Romney blasts Obama for 'blaming and pointing' on sequester

Mitt Romney is accusing President Obama of mishandling negotiations to avert the $85 billion across-the-board sequestration cuts.  

"Well, no one can think that that's been a success for the president. He didn't think the sequester would happen," the 2012 Republican presidential nominee said in an interview with Fox News set to air Sunday. 

"It is happening, but to date, what we've seen is the president out campaigning to the American people, doing rallies around the country, flying around the country and berating Republicans and blaming and pointing." 

The clip of Romney's comments was released Friday morning.

Romney said Obama's "campaigning" damages his ability to work with Republicans. 

"That causes the Republicans to retrench and to put up a wall and to fight back," Romney said. "It's a very natural human emotion. The president has the opportunity to lead the nation and to bring Republicans and Democrats together.  It's a job he's got to do and it's a job only the president can do."

On Friday Obama met with Senate Majority Leader Harry Reid (D-Nev.), Senate Minority Leader Mitch McConnell (R-Ky.), Speaker John Boehner (R-Ohio) and House Minority Leader Nancy Pelosi (D-Calif.) to discuss the sequester.

In the Fox interview, Romney also reflected on life after losing the 2012 election. He compared the campaign to an "exciting and thrilling" roller coaster ride, but says he's done with presidential politics. 

"We were on a roller coaster, exciting and thrilling, ups and downs. But the ride ends," Romney said.

"And then you get off. And it's not like, oh, can't we be on a roller coaster the rest of our life? It's like, no, the ride's over." 

Romney and his wife, Ann, sat down with Fox for their first post-campaign interview. Ann Romney described life after the campaign as an "adjustment."

"In our church, we're used to serving and, you know, you can be in a very high position, but you recognize you're serving. And now all of a sudden, you're released and you're nobody," Ann Romney said. 

"And we're used to that. It's like we came and stepped forward to serve.
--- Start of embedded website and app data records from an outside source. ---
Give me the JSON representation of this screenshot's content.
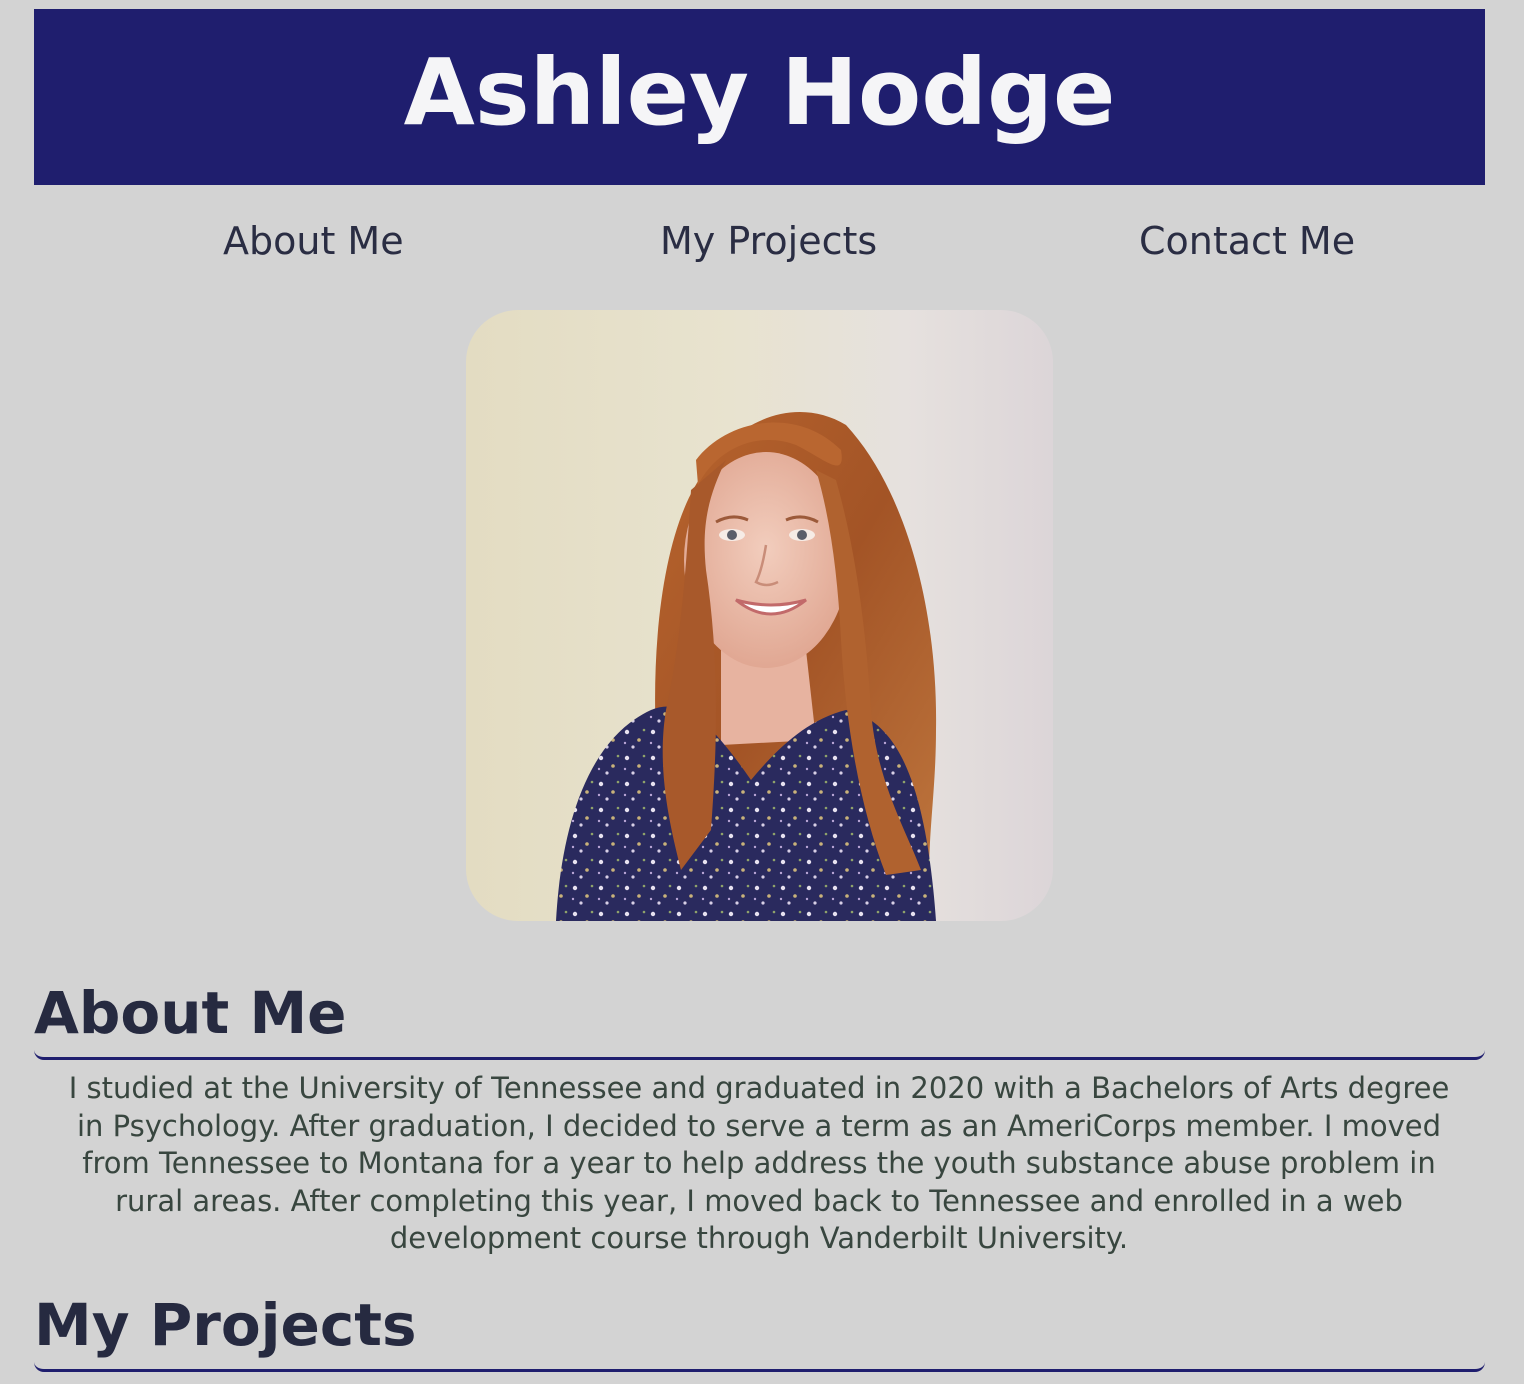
{
  "header": {
    "title": "Ashley Hodge",
    "background_color": "#1f1e6e",
    "text_color": "#f5f5f7"
  },
  "nav": {
    "items": [
      {
        "label": "About Me"
      },
      {
        "label": "My Projects"
      },
      {
        "label": "Contact Me"
      }
    ]
  },
  "profile_photo": {
    "description_icon": "profile-photo"
  },
  "about": {
    "heading": "About Me",
    "body": "I studied at the University of Tennessee and graduated in 2020 with a Bachelors of Arts degree in Psychology. After graduation, I decided to serve a term as an AmeriCorps member. I moved from Tennessee to Montana for a year to help address the youth substance abuse problem in rural areas. After completing this year, I moved back to Tennessee and enrolled in a web development course through Vanderbilt University."
  },
  "projects": {
    "heading": "My Projects"
  },
  "colors": {
    "page_background": "#d3d3d3",
    "accent": "#1f1e6e",
    "heading_text": "#262a40",
    "body_text": "#38463f"
  }
}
And you know, the other part of it was an amazing thing, and it was really quite a lot of energy and a lot of passion and a lot of — a lot of people around us and all of a sudden it was nothing."

Romney has kept a relatively low profile since the election, but is set appear at the Conservative Political Action Conference in Washington next month. 

"I look forward to saying thank you to the many friends and supporters who were instrumental in helping my campaign,” Romney said in a statement.